I’ve learned that this is why God designed us for other people, why in Genesis 2 He said, “It is not good for man to be alone.” And I believe this reaches beyond just a marital relationship. People need people. I know people who think they only need their spouse, their immediate family, and that’s it. An idea based around selfishness, fear, or just plain foolishness. I am social by nature, so my new longing for seclusion has been a harder part of this process for me to embrace. While I haven’t been able to be around others during this time, they have made themselves available to me, and that has made such a difference. I can’t count the number of emails, Facebook messages, texts, calls, letters in the mail that we’ve received. People who have just checked in, weeks later, to let us know we aren't forgotten & that they are there. And every single one has served to encourage my heart in some way (and if I haven’t responded to yours, please know it’s just gotten lost in the shuffle, but I promise I’ve read it. And I guarantee I cried when I read it). It is good to not grieve alone, to have others share in your burden. It truly makes the load lighter. It was a blessing to share in the joy of this new life with others and it has been a blessing to grieve this loss with others.
I wish this were an easy process. That I could say I’d never doubt again or fear again. But that’s not true. I feel strong at moments in my faith and equally weak at other times of the day. I’ve shared the verse that was placed on my heart throughout pregnancy-- Joshua 1:9… And I have learned that I don’t have to feel strong and courageous. Scripture simply says to be strong and courageous. And never in scripture have I seen it referenced to be strong within myself, but instead to be strong in “Him and His mighty power.” So even though my pregnancy with this baby is over, the scripture that Christ placed on my heart so many weeks ago is still relevant weeks later. And the same God that was strong when I heard our baby’s heart beating remains strong weeks after it has stopped beating. So even though I am weak, I can be strong in Him.
I’ve learned that even though the circumstances of this life can shake you to your core, so deep that you aren’t sure the quaking will ever stop, that God is present in those moments. And the foundation that He lays remains firm and unmovable. I have prayed that this truth will overtake my present thoughts and my fears. That its truth will pour over me in excess, and I will soak up every drop.

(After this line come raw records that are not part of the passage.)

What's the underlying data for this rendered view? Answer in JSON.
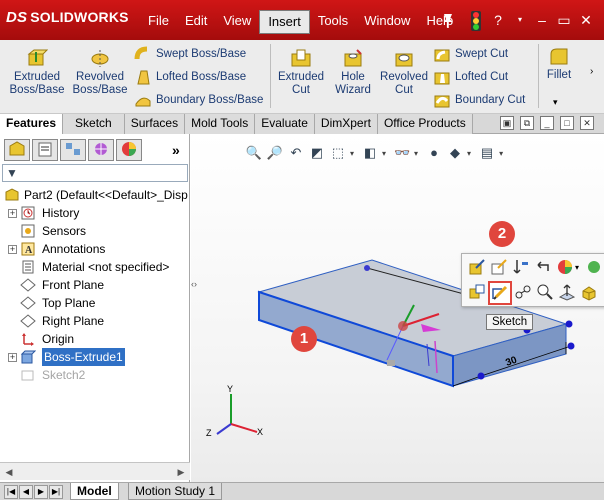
{
  "app": {
    "logo_ds": "DS",
    "logo_text": "SOLIDWORKS",
    "brand_red": "#c41111"
  },
  "menu": {
    "items": [
      "File",
      "Edit",
      "View",
      "Insert",
      "Tools",
      "Window",
      "Help"
    ],
    "active": "Insert"
  },
  "title_icons": [
    "pushpin-icon",
    "traffic-light-icon",
    "help-icon",
    "minimize-icon",
    "maximize-icon",
    "close-icon"
  ],
  "ribbon": {
    "extruded_boss": "Extruded\nBoss/Base",
    "revolved_boss": "Revolved\nBoss/Base",
    "swept_boss": "Swept Boss/Base",
    "lofted_boss": "Lofted Boss/Base",
    "boundary_boss": "Boundary Boss/Base",
    "extruded_cut": "Extruded\nCut",
    "hole_wizard": "Hole\nWizard",
    "revolved_cut": "Revolved\nCut",
    "swept_cut": "Swept Cut",
    "lofted_cut": "Lofted Cut",
    "boundary_cut": "Boundary Cut",
    "fillet": "Fillet"
  },
  "tabs": [
    "Features",
    "Sketch",
    "Surfaces",
    "Mold Tools",
    "Evaluate",
    "DimXpert",
    "Office Products"
  ],
  "active_tab": "Features",
  "panel": {
    "more": "»",
    "tree": [
      {
        "label": "Part2  (Default<<Default>_Disp",
        "icon": "part-icon",
        "root": true
      },
      {
        "label": "History",
        "icon": "history-icon",
        "expand": "+"
      },
      {
        "label": "Sensors",
        "icon": "sensor-icon"
      },
      {
        "label": "Annotations",
        "icon": "annotations-icon",
        "expand": "+"
      },
      {
        "label": "Material <not specified>",
        "icon": "material-icon"
      },
      {
        "label": "Front Plane",
        "icon": "plane-icon"
      },
      {
        "label": "Top Plane",
        "icon": "plane-icon"
      },
      {
        "label": "Right Plane",
        "icon": "plane-icon"
      },
      {
        "label": "Origin",
        "icon": "origin-icon"
      },
      {
        "label": "Boss-Extrude1",
        "icon": "extrude-icon",
        "expand": "+",
        "selected": true
      },
      {
        "label": "Sketch2",
        "icon": "sketch-icon",
        "dim": true
      }
    ]
  },
  "bottom_tabs": [
    "Model",
    "Motion Study 1"
  ],
  "active_bottom_tab": "Model",
  "context": {
    "tooltip": "Sketch",
    "badge1": "1",
    "badge2": "2"
  },
  "model": {
    "dimension": "30",
    "axes": {
      "x": "X",
      "y": "Y",
      "z": "Z"
    }
  }
}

And I have remembered, just like Christ revealed through Abi Kate’s birth, that He does make good on His promises, even in the face of death. A friend who has lost babies messaged me and assured me that one day I will laugh out loud again and that I would smile instead of wiping tears. And oh, how I needed that reminder. So desperately. Because I remembered that “weeping may endure for the night, but joy comes in the morning.” So we wait in anticipation for the day where we rejoice for this sweet, short life more than we grieve for their loss. We miss our baby every day, cry every day. But we wait in anticipation for the morning, because we know it is coming….